The biggest problem with contracts happens when the people who have made the agreement don’t fully understand the implications of the contract or later disagree about the exact wording or interpretation of the offer and what was accepted, which is made increasingly difficult if the contract is fully oral or partly oral and partly written.

Then there are the contracts and agreements imposed or drafted by a party with apparent superior bargaining strength. These may not appear to enable the consumer the opportunity to accept or reject the terms, thus to freely negotiate for mutual benefit. As a result, the party with the perceived unequal bargaining power may feel the result is an absence of meaningful choice and perhaps on the face of it a deal that appears to be offered on a take-it-or-leave-it basis with terms that are perceived as oppressive and one-sided. This by extension raises the question of whether the contract is perhaps an unconscionable bargain.

In business we accept that most people have to deal with customers and suppliers dealing across the supply chain. Therefore, whether they are aware or not, they are dealing with the business contracts irrespective of whether they are customer facing or supplier facing. Sadly however few are trained to do so. Then even those that are trained may have experience in limited areas or training that has not remained current. Often this means the terms are not aligned or have not successfully considered the business risks or captured key operational requirements in a way that dispenses with uncertainty. Nevertheless, contract law will bind the parties to make good on their mutual promises.

Many people believe that contracts are lengthy documents full of legalese. This is not so, however the right contract can make a critical difference, not just in recording what is agreed but also in providing clarification of intention which is a critical factor, and also for enforcing should that become necessary and certainly does not have to entail reams of paper. Finding the right help in this area is not easy, however, it is also not exclusively the domain of lawyers. When considering the need for help, consider what is the worst thing that could happen should the deal go belly up. Has this been sufficiently captured in a manner that removes all doubt? If not get the right level of assistance. In business it presupposes there is always a contract, even if it’s not in writing and it is generally accepted that most contracts and agreements were never intended to end up in a legal dispute. Nevertheless, it remains an obligation on the parties to ensure the appropriate levels of due diligence prior to effecting their consent.

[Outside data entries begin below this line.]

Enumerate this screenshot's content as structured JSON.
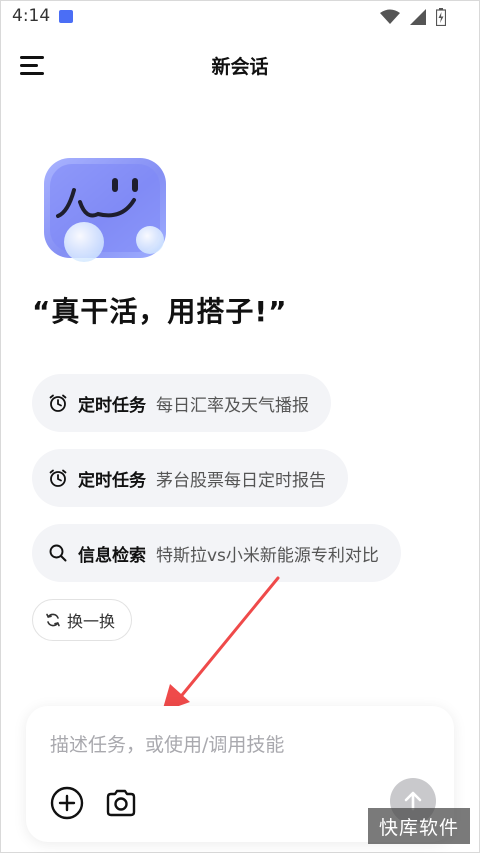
{
  "status_bar": {
    "time": "4:14"
  },
  "header": {
    "title": "新会话",
    "menu_icon": "hamburger-menu-icon"
  },
  "hero": {
    "mascot_icon": "smiling-ghost-mascot",
    "slogan": "“真干活，用搭子!”"
  },
  "suggestions": [
    {
      "icon": "alarm-clock-icon",
      "category": "定时任务",
      "text": "每日汇率及天气播报"
    },
    {
      "icon": "alarm-clock-icon",
      "category": "定时任务",
      "text": "茅台股票每日定时报告"
    },
    {
      "icon": "search-icon",
      "category": "信息检索",
      "text": "特斯拉vs小米新能源专利对比"
    }
  ],
  "refresh": {
    "label": "换一换",
    "icon": "refresh-icon"
  },
  "composer": {
    "placeholder": "描述任务，或使用/调用技能",
    "add_icon": "plus-circle-icon",
    "camera_icon": "camera-icon",
    "send_icon": "arrow-up-icon"
  },
  "watermark": "快库软件",
  "colors": {
    "accent": "#4b6ef5",
    "chip_bg": "#f3f4f7",
    "annotation_arrow": "#ef4a4a",
    "send_disabled": "#c9c9cc"
  }
}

Many companies find they have entered in contracts and various other sourcing arrangements with what they believed to be all due diligence and then lose interest in maintaining the contracted level of the relationship resulting in often hidden levels of compliancy. The parties go about their usual business, relying on the possibility of their carefully drafted contract saving the day and reducing possible problems and fall out or perhaps because you have been doing business with the other party for years the relationship will save the day. But when problems do crop up, they tend to be significant because little attention has been paid to the contracted relationship including little or no maintenance of performance along the way. Commercially, greater emphasis is now being placed on more formal vendor management efforts and, in increasingly many instances, a dedicated vendor management office (VMO) is being established within organisations for this purpose or the services are outsourced as required. Where does your business sit in managing its contracts, who is responsible, what level of training do they have, have you got contracts that are potentially risky?

Vendor Management is proud to be a leading provider of supplier performance management services. Further to this article, please take a few minutes to view our website www.vendormanagement.co.nz and see how Vendor Management can help optimise your businesses outsourced supplier engagements, reduce commercial risk, reduce saving leakage and up skill staff. Call us today NZ 0800 464844 and ask us about our RISK FREE services.
Cathy has more than 20 years of experience across a wide range of disciplines including Service Delivery, FMCG, IT, Banking and Telecommunications having worked with major New Zealand and dominant global organisations. Outsource management, cost saving and contract management strategies are areas she is both professionally and personally passionate about.

www.vendormanagement.co.nz